Evaluating Movement in adolescents with ASD
My first goals when working with a new athlete are:
A) Establish myself as someone who is reinforcing, friendly, and there to entertain
B) To get an accurate idea of how the athlete functions from a physiological, cognitive, and self-regulatory perspective
There is an art to figuring out what will be a low and what will be a high demand situation for an individual with autism. I cannot pour on the Sandbell exercises one after another and expect the athlete to immediately enjoy or be able to complete these activities.
The video below is a recent assessment session I did with a young athlete on the autism spectrum. He did a great job following directions, and I was able to keep physical prompting to a minimum and join in (partner exercises are always more fun). As we developed trust over the course of the session, I was able to get an in-depth understanding of how he moves, where the deficits are, and what activities were the most preferred.
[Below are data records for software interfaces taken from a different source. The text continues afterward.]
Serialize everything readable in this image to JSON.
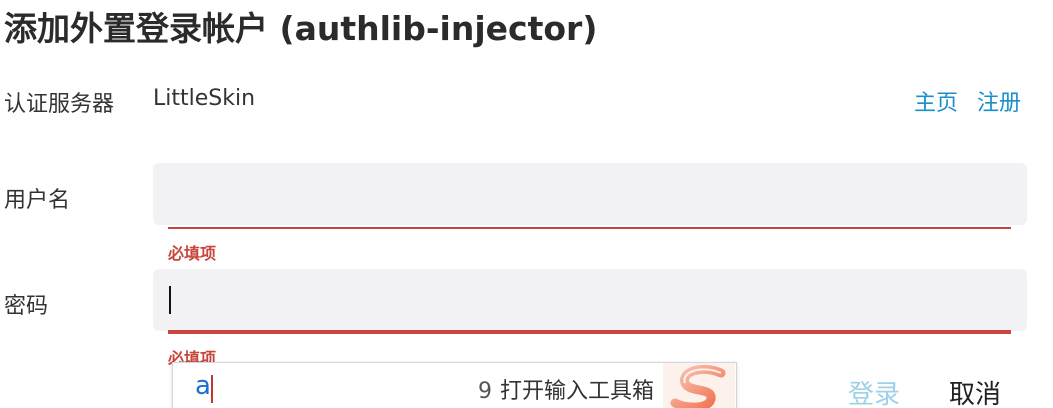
{
  "dialog": {
    "title": "添加外置登录帐户 (authlib-injector)"
  },
  "server": {
    "label": "认证服务器",
    "value": "LittleSkin",
    "links": {
      "home": "主页",
      "register": "注册"
    }
  },
  "username": {
    "label": "用户名",
    "value": "",
    "error": "必填项"
  },
  "password": {
    "label": "密码",
    "value": "",
    "error": "必填项"
  },
  "ime": {
    "input_text": "a",
    "candidate_number": "9",
    "candidate_text": "打开输入工具箱",
    "logo_icon": "sogou-logo-icon"
  },
  "actions": {
    "login": "登录",
    "cancel": "取消"
  },
  "colors": {
    "link": "#1a8fc9",
    "error": "#c9463d",
    "field_bg": "#f2f2f4",
    "login_disabled": "#9fd0ea"
  }
}
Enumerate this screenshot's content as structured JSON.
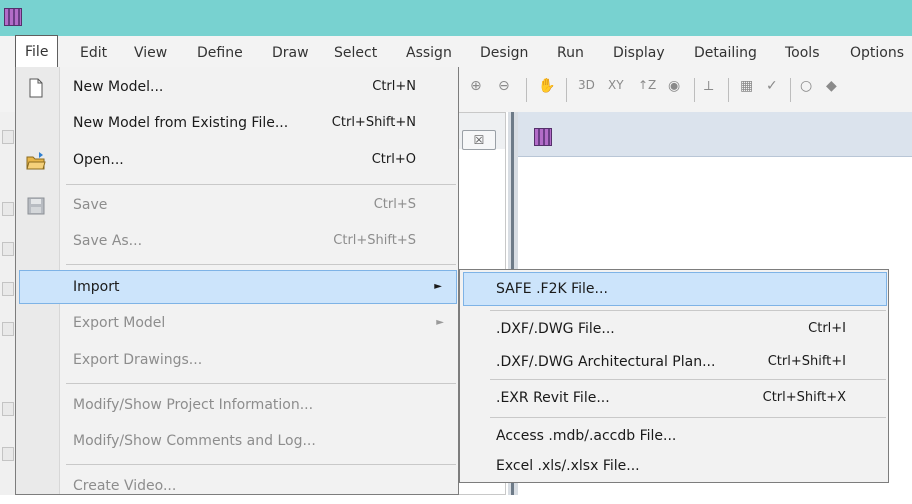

Notice that many of my assessment exercises are also those that I commonly use. I want the “testing” exercises to closely resemble movement patterns that are required throughout the day or in common situations. We can always tweak (regress to simpler form) any of the movement patterns to develop areas of weakness. Another important factor in making the first session successful is a HIGH rate of behavior-specific praise.